Three years ago at Sun n Fun, I met Nick Otterback standing by the first prototype of the Lightning. Surrounded by the, er…functional looking Jabiru high-wingers in the display area, the Lightning appeared low, sleek, sexy and fast. At the time, I wasn’t all that familiar with the Esqual, from which the Lightning was struck, but I did recognize traits that originally excited me about the Aero Designs Pulsar. Namely, the proportions are pleasing, there’s a good amount of horizontal tail-so I figured stability would be appropriate-and the design is intended to be as foolproof to build as is possible.
Sometimes the wheels here at KP Central move slowly, so it wasn’t until last fall that one of our most experienced test pilots, Chuck Berthe, was able to hook up with the Lightning and its designer, Nick Otterback. Soon after the flight, Berthe reported to me that hed found many things to like about the airplane but a few-including poor longitudinal stability in some configurations-that warranted if not concern, then at least a second look. Berthe, not wanting to be misled by a single data point-could the factory airplane be the norm or an anomaly?-he sought rides with builders in other Lightnings. Those test hops indicated that his first impressions were accurate.
Around the same time, Otterback indicated that he was working on improvements to the Lightning, including a new trim system-a change from a spring-bungee system to a trailing-edge tab-and it seemed prudent to bide our time until these alterations were on line.
Move ahead to Lakeland this year, when I had dinner with Otterback and the rest of the Jabiru family, based in Shelbyville, Tennessee. He was excited about the updates, now implemented into a new demonstrator aircraft that, I learned later, had won Best Composite at the show. But I could tell he was worried about a bad review from someone as respected and unemotional about handling qualities as Berthe.
Berthe sampled the second airplane and came back truly impressed. In private conversation and in the story he submitted, Berthe admitted that he was mighty pleased to see that Otterback had taken his comments to heart as constructive criticism. Careful development, a little bit here and a little bit there, moved the Lightning design from pretty good to wow, beautiful job! No single thing was the cure. Otterback worked to move the empty c.g. forward, reduce elevator gearing and improve the trim system.
This tells me Otterback is a sharp guy-and not just his building skills or design chops. No, the smartest people I know are those who admit to what they don’t know; they’re the first to seek out experts in a new field, listen intently and sniff out the truth of a situation. Im delighted that he was able to put ego aside and improve the airplane. Forget about missing the mark first time out. Focus on the result, and do everything you can to make the airplane better for builders and pilots.

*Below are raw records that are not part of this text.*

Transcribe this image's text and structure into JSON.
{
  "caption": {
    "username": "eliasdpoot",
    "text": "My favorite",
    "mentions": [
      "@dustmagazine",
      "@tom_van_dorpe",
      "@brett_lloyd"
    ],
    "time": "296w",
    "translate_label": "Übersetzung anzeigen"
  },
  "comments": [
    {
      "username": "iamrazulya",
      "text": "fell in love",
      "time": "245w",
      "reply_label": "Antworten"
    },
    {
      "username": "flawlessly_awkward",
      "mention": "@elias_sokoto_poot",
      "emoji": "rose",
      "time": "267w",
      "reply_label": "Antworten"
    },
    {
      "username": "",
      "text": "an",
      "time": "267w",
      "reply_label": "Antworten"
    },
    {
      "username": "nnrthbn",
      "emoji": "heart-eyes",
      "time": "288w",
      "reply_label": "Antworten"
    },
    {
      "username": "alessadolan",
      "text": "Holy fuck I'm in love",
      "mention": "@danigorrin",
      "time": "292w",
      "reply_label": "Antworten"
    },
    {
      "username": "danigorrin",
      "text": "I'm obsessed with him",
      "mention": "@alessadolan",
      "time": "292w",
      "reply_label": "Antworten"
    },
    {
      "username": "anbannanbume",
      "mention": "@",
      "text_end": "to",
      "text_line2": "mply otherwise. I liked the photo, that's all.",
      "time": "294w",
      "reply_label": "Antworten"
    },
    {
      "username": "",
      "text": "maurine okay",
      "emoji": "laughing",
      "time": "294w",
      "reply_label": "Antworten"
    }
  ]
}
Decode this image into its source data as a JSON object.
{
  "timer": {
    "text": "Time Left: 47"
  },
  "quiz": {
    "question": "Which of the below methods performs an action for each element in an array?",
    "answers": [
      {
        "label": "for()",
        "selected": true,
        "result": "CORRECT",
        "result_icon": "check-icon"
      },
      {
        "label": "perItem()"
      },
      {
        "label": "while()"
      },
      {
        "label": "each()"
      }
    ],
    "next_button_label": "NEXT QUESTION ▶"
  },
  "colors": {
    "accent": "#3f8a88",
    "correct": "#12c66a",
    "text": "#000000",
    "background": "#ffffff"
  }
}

Aviation history is littered with flawed designs and hubristic designers convinced they know more than the stalwarts-and certainly more than some hick test pilot. (Dont worry, Berthe knows I say this with fondness.) Good design is about humility. Years ago, I spent the better part of a week with controversial motorcycle designer Pierre Terblanche. No more irascible and outspoken designer exists, I think, and yet he was the first to admit that areas outside his core skills were probably better understood by those whose core skills were centered in that field. Say what you want about how his creations looked, but they were all smart.
MARC COOK has been in aviation journalism for 20 years and in magazine work for more than 25. He is a 4000-hour instrument-rated, multi-engine pilot with experience in nearly 150 types. Hes completed two kit aircraft, an Aero Designs Pulsar XP and a Glastar Sportsman 2+2.